It is no wonder that the underwriters for the surety companies are so stringent about the bonding programs that they allow for contractors.
Now here is the main reason why we have bonding; It helps to satisfy the greatest concern of a project owner, whether a contractor will fulfill his promise and not take off with the funds that have been paid to date leaving behind an unfinished project. In fact, the United States has made it a requirement to have a surety bond in place for any public project in an attempt to protect the public funds against default. The first being the Heard Act in 1894, it was then followed up and replaced by the Miller act of 1935 and still in place to this day. Privet owners also use bonds to protect their projects for the very same reason, but also many times they will use your bonding capability as a third-party pre-qualifier on the contractor that they are looking to perform the project.

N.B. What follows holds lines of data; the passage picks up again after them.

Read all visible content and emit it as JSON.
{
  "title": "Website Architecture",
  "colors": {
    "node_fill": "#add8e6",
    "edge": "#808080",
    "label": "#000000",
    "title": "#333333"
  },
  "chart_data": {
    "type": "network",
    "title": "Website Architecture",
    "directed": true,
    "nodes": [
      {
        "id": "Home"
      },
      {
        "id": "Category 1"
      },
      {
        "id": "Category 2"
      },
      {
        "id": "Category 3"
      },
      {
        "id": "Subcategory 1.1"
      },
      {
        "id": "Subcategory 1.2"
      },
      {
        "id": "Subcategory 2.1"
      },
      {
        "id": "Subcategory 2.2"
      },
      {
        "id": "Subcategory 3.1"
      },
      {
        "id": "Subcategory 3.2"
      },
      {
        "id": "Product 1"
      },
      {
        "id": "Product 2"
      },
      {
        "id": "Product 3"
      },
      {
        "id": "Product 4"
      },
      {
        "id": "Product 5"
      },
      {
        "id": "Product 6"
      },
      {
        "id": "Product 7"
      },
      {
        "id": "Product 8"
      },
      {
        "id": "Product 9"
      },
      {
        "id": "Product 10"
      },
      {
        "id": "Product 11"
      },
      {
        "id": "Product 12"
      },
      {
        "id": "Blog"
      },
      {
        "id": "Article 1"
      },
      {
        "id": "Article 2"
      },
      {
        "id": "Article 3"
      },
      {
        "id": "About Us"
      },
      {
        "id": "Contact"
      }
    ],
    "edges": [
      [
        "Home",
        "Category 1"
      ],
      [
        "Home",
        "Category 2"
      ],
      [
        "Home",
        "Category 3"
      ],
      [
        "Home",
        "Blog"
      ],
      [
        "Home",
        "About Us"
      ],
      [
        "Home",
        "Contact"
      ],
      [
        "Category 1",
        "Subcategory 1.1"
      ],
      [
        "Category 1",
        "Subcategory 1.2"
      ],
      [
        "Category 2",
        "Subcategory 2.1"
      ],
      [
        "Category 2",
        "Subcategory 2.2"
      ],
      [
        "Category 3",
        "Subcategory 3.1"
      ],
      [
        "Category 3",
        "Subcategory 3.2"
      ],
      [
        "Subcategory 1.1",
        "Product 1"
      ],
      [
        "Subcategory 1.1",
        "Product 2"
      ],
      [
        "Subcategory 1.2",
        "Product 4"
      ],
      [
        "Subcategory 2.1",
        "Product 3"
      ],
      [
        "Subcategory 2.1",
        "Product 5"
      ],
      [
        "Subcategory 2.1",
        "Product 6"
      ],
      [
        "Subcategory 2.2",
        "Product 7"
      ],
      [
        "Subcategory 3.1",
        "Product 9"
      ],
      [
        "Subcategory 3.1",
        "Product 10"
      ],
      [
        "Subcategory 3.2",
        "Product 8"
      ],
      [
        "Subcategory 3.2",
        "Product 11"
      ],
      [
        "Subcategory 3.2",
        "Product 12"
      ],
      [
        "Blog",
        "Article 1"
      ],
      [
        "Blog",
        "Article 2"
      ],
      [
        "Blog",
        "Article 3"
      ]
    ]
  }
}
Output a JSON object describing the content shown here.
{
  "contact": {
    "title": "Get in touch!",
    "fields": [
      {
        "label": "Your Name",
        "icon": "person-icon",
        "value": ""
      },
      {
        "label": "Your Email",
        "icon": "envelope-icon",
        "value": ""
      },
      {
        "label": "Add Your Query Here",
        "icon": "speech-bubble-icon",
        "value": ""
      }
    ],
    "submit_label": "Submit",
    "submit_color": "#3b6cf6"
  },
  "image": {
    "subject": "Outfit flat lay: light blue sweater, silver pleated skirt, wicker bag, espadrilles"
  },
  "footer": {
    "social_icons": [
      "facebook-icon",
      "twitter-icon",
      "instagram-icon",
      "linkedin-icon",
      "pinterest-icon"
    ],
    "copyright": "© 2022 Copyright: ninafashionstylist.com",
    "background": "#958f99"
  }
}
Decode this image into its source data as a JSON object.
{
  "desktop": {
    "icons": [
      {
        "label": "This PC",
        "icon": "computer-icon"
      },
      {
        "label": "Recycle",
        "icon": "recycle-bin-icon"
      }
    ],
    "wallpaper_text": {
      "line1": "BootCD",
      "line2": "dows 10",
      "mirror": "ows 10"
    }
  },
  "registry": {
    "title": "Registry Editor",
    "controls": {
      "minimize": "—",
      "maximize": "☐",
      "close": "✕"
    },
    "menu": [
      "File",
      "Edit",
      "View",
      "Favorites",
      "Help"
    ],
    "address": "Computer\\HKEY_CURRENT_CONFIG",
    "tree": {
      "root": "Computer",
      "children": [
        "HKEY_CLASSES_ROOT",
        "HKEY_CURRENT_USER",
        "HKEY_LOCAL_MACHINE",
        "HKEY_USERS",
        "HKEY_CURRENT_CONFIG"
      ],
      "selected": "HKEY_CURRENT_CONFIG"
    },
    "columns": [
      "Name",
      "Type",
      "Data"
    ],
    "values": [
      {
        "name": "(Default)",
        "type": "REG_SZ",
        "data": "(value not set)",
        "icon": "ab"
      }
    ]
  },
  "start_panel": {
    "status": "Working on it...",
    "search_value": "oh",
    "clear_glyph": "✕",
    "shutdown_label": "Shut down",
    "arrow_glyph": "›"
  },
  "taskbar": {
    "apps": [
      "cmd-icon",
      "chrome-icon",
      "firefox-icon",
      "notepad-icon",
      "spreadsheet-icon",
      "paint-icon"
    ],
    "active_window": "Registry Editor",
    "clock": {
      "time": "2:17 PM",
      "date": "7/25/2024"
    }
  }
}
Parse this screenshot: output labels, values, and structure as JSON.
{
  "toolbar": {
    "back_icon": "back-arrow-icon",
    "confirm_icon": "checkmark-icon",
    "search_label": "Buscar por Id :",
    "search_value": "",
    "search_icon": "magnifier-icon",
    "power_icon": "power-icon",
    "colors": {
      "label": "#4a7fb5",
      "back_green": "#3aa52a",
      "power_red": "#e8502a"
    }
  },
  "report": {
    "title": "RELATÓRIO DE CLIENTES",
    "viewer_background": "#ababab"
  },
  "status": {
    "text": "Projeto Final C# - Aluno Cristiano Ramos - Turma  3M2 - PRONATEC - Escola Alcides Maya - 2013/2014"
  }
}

Overall a surety bond is a good thing for both the contractor and an owner. It can help ease payment worries while the project is well underway, as holding back payment to try and protect ones interest can cause many other issues and could even help to facilitate the failure of a contractor trying to complete the project by taking away cash flow to fund the current activities needed to keep the project moving forward. If a bond is in place, then the need to hold back funds to protect ones’ interest is not as necessary. Where it becomes dangerous is when those who want to abuse others when used as leverage, as they try to manipulate and redefine the interpretation of the original agreement for their monetary gain. That, unfortunately, does happen and that is yet another reason for contractors and subcontractors to keep good documentation on changes within the project.
History Stretching Back
Bonding has had a lot longer history than you may have thought it has. Many have cited the first bond of the written record is from the library of Sargon I, King of Accad, dated 2750 BC and written on a tablet where a farmer had an agreement to cultivate the land owned by another and return half the product and this promise was guaranteed by a merchant. There are many warnings throughout the ages to not give surety to a stranger. Even the Bible warns of giving a surety:
my son, if you have become surety for your neighbor, you have given your pledge for a stranger; if you are snared in the utterance of your lips, caught in the words of your mouth, then do this, my son, and save yourself, for you have come into your neighbor’s power; go, hasten, and importune your neighbor. Give your eyes no sleep and your eyelids no slumber; save yourself like a gazelle from the hunter, like a bird from the hand of the flower. (Proverbs 6:1-5) (Morgan, the history and economics of suretyship, 12 Cornell L.Q. 153, 162 (1926))
If you are looking at a new provider for surety bonds and the like, give us a call and ask for Tysen at 888.279.9701 or fill out the short form below and he will get back to you.